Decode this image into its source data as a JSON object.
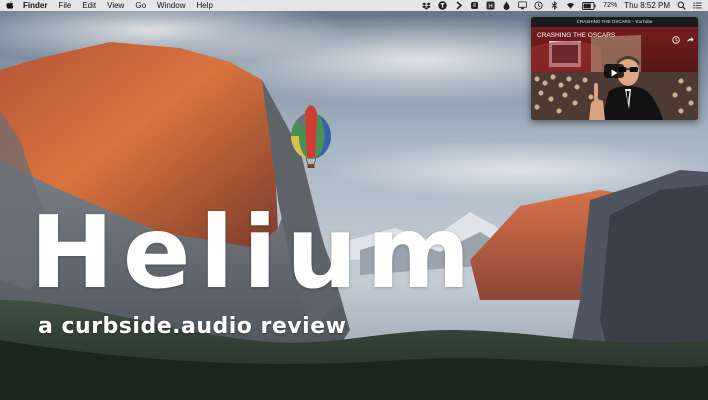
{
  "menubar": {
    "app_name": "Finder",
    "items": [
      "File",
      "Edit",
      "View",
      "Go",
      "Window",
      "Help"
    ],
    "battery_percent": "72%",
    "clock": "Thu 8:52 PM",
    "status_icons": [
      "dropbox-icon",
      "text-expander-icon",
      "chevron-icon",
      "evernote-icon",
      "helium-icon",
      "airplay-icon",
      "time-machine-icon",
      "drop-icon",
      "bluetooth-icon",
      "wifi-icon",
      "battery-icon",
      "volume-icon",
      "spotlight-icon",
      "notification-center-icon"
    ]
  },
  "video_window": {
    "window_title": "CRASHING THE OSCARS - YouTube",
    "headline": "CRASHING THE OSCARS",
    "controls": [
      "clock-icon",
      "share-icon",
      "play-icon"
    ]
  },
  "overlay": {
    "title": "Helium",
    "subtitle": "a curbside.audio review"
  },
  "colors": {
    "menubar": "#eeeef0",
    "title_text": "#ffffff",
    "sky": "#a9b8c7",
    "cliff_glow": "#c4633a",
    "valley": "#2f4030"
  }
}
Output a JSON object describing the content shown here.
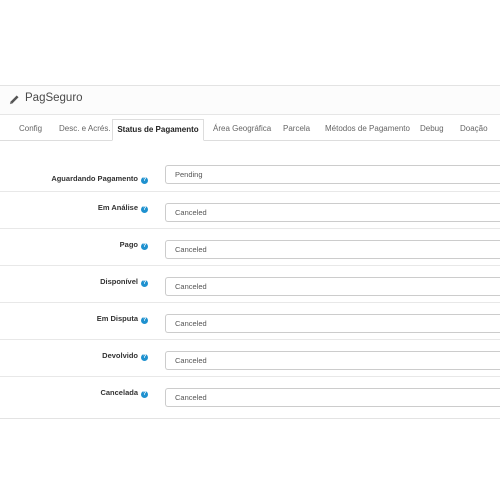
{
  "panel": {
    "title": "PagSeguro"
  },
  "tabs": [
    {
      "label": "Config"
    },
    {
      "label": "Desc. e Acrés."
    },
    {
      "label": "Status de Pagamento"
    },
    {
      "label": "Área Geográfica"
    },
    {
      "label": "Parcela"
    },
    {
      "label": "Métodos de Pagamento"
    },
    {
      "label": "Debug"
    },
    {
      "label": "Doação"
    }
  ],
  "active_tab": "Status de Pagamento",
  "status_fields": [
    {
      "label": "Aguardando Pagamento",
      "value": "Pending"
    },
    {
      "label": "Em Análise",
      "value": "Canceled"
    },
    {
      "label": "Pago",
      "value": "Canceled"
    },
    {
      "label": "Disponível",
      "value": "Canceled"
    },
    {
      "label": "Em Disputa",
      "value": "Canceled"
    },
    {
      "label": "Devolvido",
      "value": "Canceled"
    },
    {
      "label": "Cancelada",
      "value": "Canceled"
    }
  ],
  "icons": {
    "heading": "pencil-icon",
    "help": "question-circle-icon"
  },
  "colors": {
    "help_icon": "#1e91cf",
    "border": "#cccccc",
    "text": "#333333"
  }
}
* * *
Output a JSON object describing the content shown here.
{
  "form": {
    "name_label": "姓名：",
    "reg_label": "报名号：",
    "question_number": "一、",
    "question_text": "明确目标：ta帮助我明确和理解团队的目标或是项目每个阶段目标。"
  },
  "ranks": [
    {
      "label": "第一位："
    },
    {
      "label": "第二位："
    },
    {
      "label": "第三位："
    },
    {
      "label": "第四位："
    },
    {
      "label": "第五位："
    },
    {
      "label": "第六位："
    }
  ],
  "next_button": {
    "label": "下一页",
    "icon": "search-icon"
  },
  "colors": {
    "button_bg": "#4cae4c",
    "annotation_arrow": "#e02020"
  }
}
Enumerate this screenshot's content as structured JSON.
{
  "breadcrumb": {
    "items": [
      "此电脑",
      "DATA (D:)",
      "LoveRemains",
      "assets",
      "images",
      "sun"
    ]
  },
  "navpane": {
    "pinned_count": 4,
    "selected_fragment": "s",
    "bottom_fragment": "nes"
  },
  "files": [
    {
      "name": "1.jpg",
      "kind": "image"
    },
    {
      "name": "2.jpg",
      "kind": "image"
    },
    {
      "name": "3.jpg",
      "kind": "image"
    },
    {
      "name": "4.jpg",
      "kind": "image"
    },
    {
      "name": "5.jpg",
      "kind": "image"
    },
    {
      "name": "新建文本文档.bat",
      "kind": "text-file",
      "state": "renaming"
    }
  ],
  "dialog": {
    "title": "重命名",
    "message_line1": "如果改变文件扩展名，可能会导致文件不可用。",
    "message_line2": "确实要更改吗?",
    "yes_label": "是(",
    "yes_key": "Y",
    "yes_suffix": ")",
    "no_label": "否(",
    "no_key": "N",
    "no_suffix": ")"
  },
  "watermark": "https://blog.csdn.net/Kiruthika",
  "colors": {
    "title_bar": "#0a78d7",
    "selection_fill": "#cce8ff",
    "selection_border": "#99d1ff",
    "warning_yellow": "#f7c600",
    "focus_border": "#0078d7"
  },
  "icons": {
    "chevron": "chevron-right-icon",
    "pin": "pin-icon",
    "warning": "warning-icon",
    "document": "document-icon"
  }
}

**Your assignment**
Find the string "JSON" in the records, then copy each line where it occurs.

**Your response**
Decode this image into its source data as a JSON object.
Output a JSON object describing the content shown here.
Output a JSON object describing the content shown here.
Enumerate this screenshot's content as structured JSON.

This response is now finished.